» **Exercise brief**
One number is the full answer: how many lines in the records contain the word "Slot"?

» **Records for the task**
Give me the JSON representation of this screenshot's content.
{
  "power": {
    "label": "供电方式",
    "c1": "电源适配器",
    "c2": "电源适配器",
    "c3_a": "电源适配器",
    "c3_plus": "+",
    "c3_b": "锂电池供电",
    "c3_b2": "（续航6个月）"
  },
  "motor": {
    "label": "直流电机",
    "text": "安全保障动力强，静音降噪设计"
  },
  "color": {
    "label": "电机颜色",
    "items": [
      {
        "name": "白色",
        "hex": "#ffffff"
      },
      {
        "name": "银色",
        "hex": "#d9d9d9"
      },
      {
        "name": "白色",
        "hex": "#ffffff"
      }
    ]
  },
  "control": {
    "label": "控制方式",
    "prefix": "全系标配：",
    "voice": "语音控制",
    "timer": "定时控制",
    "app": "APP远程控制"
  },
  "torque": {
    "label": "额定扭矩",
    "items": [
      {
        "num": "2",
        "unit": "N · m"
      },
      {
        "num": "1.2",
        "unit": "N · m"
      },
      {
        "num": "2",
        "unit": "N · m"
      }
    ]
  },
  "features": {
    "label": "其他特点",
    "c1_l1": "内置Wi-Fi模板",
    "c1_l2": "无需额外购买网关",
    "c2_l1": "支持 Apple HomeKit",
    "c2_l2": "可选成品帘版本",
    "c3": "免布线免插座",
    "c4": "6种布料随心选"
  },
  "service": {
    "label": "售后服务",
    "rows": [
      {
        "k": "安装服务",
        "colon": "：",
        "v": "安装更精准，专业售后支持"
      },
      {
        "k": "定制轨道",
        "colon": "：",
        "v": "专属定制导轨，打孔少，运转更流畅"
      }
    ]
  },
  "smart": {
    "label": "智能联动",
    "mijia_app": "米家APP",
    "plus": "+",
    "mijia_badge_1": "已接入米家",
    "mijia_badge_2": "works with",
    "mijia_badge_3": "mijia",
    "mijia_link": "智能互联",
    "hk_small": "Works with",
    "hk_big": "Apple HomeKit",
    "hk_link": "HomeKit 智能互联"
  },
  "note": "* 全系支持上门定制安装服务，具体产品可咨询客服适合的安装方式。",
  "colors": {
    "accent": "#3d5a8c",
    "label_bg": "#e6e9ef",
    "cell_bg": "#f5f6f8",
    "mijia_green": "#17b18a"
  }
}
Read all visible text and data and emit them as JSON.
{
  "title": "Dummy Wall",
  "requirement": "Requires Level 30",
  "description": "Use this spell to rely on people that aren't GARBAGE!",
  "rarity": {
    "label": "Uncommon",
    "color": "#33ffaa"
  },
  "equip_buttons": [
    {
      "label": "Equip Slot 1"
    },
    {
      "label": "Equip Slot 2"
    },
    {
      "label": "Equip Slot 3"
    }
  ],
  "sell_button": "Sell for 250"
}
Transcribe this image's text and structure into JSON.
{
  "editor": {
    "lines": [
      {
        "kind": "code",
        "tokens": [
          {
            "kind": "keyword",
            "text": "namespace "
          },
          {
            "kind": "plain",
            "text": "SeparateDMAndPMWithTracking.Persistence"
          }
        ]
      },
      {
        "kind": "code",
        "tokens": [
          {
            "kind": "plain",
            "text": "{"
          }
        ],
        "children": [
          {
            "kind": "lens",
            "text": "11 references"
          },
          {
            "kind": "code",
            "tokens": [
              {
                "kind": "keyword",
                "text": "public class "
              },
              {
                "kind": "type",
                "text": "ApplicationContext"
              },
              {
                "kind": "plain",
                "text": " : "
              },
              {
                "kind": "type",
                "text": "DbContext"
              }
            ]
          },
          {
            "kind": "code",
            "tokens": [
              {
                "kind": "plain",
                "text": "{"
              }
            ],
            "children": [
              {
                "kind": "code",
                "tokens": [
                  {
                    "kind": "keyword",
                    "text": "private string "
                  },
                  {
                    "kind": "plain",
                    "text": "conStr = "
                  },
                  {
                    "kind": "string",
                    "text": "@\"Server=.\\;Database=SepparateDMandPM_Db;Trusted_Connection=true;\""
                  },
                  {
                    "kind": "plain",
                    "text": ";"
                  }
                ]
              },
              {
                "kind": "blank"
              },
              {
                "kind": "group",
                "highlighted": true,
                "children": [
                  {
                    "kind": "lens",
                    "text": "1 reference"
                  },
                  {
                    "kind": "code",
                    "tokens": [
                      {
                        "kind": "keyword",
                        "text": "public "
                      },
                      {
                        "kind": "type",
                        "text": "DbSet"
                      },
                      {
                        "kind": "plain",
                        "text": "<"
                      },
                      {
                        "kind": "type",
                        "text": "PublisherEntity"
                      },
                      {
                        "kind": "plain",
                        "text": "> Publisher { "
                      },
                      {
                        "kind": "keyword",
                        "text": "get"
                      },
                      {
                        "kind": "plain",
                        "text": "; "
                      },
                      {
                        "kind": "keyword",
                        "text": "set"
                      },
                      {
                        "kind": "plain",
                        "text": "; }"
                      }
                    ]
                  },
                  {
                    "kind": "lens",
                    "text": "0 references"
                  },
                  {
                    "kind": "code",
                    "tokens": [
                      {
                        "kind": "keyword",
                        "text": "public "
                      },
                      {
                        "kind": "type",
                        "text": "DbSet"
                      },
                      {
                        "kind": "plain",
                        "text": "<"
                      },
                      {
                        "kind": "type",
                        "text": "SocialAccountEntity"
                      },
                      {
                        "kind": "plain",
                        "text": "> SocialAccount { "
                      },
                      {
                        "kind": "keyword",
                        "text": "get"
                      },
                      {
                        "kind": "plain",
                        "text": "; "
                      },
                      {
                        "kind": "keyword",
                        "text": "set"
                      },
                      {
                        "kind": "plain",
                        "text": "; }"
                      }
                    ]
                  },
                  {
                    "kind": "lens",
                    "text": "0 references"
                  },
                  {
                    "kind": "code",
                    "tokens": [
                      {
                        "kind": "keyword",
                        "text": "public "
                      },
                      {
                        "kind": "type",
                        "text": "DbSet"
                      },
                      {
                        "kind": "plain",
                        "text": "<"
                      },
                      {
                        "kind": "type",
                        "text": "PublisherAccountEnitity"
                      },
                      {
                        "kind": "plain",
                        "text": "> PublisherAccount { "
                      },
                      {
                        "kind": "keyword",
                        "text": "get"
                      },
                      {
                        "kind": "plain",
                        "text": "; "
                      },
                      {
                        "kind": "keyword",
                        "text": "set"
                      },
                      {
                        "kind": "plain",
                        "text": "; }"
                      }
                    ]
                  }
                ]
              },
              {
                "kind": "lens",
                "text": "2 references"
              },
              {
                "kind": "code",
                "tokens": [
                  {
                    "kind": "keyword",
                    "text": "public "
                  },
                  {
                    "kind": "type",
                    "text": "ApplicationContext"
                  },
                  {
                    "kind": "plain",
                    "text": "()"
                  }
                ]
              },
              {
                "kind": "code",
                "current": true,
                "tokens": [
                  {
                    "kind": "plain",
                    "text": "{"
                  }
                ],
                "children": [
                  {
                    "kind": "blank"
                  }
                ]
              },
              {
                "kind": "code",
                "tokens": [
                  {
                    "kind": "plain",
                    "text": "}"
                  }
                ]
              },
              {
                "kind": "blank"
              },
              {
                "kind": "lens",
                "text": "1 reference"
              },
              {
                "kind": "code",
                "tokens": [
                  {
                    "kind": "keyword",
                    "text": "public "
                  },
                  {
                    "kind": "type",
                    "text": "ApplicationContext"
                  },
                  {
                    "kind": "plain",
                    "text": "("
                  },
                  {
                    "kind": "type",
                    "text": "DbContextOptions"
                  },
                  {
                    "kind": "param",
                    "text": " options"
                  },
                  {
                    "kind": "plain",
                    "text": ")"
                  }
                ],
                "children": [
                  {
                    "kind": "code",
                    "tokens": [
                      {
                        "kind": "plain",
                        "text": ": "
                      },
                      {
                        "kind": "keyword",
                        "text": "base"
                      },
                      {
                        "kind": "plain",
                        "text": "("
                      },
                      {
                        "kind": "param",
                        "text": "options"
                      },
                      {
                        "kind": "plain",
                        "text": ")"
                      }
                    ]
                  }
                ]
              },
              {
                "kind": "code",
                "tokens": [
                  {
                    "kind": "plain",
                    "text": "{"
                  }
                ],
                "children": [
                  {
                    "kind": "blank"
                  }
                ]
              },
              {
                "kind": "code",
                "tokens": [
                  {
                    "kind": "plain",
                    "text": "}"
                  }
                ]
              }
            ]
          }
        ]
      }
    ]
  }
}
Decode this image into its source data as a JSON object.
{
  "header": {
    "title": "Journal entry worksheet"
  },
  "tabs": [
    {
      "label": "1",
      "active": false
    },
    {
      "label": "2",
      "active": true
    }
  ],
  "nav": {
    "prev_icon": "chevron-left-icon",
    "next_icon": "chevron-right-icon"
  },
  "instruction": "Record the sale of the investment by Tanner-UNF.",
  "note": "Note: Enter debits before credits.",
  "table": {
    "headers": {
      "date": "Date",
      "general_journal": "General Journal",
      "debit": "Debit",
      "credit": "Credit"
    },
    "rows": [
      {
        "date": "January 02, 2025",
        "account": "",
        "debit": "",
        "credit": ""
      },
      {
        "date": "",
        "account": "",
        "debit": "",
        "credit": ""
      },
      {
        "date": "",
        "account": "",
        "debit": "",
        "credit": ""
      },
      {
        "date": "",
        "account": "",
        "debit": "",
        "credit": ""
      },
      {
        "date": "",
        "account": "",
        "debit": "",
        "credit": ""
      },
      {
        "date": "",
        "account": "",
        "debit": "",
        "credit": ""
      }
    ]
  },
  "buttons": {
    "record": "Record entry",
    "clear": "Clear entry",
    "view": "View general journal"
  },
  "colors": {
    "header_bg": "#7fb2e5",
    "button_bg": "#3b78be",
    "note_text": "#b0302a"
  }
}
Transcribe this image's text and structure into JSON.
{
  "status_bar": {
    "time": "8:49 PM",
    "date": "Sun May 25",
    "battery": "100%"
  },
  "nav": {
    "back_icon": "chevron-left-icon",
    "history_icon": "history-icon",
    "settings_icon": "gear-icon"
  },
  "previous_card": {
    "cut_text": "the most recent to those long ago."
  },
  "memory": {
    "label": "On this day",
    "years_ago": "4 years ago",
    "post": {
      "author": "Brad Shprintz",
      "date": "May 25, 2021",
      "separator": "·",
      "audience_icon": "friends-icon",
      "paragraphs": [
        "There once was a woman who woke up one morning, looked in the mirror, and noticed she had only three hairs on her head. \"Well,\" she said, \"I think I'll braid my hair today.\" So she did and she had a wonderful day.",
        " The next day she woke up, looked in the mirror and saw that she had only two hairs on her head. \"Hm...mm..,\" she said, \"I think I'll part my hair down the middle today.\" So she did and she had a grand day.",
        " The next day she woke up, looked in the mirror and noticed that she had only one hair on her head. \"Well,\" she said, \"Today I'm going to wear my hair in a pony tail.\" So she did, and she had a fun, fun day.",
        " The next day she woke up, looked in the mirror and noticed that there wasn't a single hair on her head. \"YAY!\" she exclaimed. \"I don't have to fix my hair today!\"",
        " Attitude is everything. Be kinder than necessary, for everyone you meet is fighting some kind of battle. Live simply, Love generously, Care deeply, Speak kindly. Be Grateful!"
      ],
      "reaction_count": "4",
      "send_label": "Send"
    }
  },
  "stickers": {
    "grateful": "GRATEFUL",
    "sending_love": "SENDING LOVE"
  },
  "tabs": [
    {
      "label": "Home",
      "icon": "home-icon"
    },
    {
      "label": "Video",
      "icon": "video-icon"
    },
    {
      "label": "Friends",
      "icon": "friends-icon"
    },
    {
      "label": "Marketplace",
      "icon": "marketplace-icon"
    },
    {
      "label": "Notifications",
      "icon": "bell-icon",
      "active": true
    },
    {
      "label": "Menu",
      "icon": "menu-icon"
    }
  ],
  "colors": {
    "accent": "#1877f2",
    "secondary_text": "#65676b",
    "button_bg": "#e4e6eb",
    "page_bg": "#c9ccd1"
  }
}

» **Written response**
3